For this lesson, we discussed the idea of justice as an equilibrium, where you must put things in their proper place and fulfill responsibilities. I think it is important to always have justice as an ideal to work towards, because without justice there is no progress. It is especially important in modern times, where human rights are being violated, discrimination is still prevalent, gaps in wealth and income are increasing, and poverty and hunger affect huge populations of the world. The idea that we are citizens of a society, and that we owe something to this society, is not a new notion, but I think it is one that we must truly embrace in order to overcome the tragic disparities present in our lives today.

I agree with @pizzaluvr5, in that I did not receive a lot of education on Malcolm X growing up, despite going to a diverse school with a large African American population. I feel as though the emphasis on Malcolm X was in relation to MLK, but his own accomplishments were kept separated from our lessons, because discussing Islam was never brought up in my elementary school days. I wish I had known more about him when I was growing up, because I think his contributions to the civil rights movement were significant, and that the way he went about things provides a great example for all who grow up with prejudices. I also wonder how the disparity in representation of African Americans that contributed to the civil rights movement came to be, with the actions MLK far outweighing any other civil rights activist during the time, as far as lessons about civil rights go.

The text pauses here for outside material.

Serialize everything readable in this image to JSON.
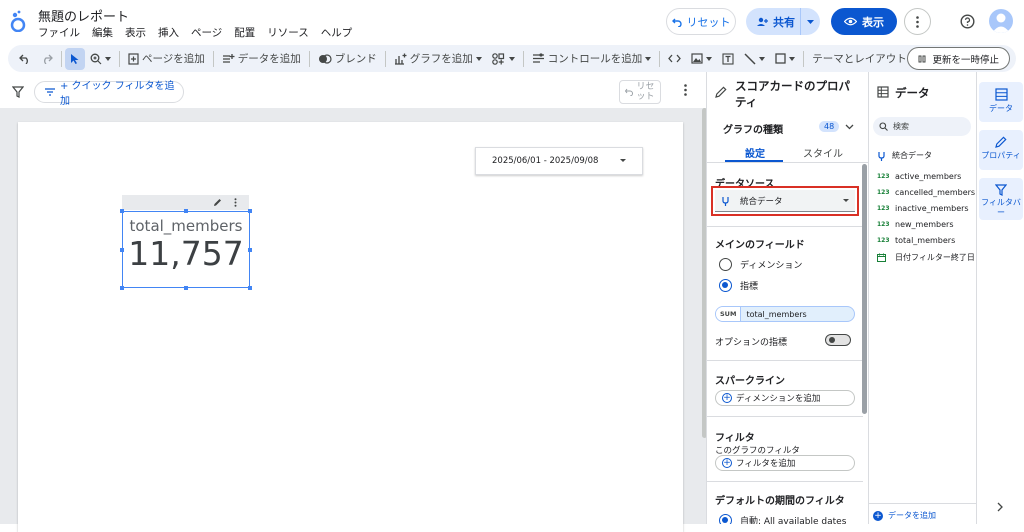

I enjoyed this class very much. I didn’t know much about Islam going into the class, but was excited for all the new information I was going to learn. I really enjoyed how this class was structured, with half the class being lecture and the other half being a movie. The lectures were structured in a way that made them interesting to listen to and even offered many opportunities for class participation to make the lectures unique to our class, while still learning all the required content. The movies were all very interesting and offered us different insights on Islam and how it is portrayed in various parts of the world. I looked forward to this class every week, and I am actually sad that it is over. I am so glad I took this class because now I have a greater understanding of Islam in a time where Muslims are being incorrectly portrayed by the media. I understand that what the media mostly says about Muslims is quite inaccurate and I can use my knowledge to now inform others so they better understand as well.

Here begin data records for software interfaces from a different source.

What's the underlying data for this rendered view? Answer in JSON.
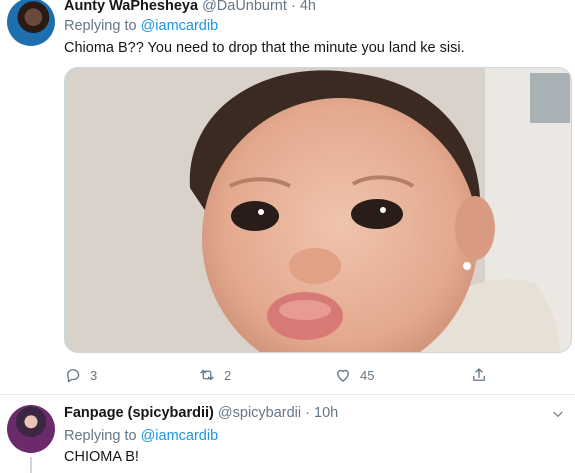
{
  "tweets": [
    {
      "author_name": "Aunty WaPhesheya",
      "author_handle": "@DaUnburnt",
      "separator": "·",
      "time": "4h",
      "replying_prefix": "Replying to",
      "replying_to": "@iamcardib",
      "text": "Chioma B?? You need to drop that the minute you land ke sisi.",
      "actions": {
        "replies": "3",
        "retweets": "2",
        "likes": "45"
      }
    },
    {
      "author_name": "Fanpage (spicybardii)",
      "author_handle": "@spicybardii",
      "separator": "·",
      "time": "10h",
      "replying_prefix": "Replying to",
      "replying_to": "@iamcardib",
      "text": "CHIOMA B!"
    }
  ],
  "icons": {
    "reply": "reply-icon",
    "retweet": "retweet-icon",
    "like": "heart-icon",
    "share": "share-icon",
    "more": "chevron-down-icon"
  },
  "colors": {
    "link": "#1b95e0",
    "secondary_text": "#657786",
    "primary_text": "#14171a",
    "divider": "#e6ecf0"
  }
}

I agree with @koalabear93 in the idea that classes that teach Islam should be made more available to the public, especially during this time when so much is being said about Muslims that is inaccurate and the amount of people who don’t understand the inaccuracy that is present. I think these types of classes should be made available for all religions, but especially Islam, simply due to the prevalence in today’s society. The media can twist the truth and can be very convincing for people who are uneducated about the religion. If more people were exposed to a class like this, I truly think there would be less misunderstanding and misrepresentation of the Muslim population and the true intentions and beliefs of the religion of Islam.

Posted on: December 8, 2015

I came into class not knowing much about the study of Islam. There were several pieces of information that really surprised me. For example, I was really impressed by how the Hadith came to be compiled. It was such a long, intricate process that involved a lot of double-checking. Even more impressively, the pieces of information had to be compiled from memory. This feat seems extraordinary to me, as this day in age, memorization is barely used. It was a different time, but the dedication and commitment was impressive in order to achieve such a task.

In response to serendipity 923, I agree with your thoughts. I also really liked how the Professor gave us  opportunities to reflect on our lives and therefore open the door to change for the better. The lessons we learned in class were truly valuable, not only for the Muslim students. Not only did we learn about Islamic culture, but the ideologies that go into Islam. I would also like to thank the Professor for an amazing semester.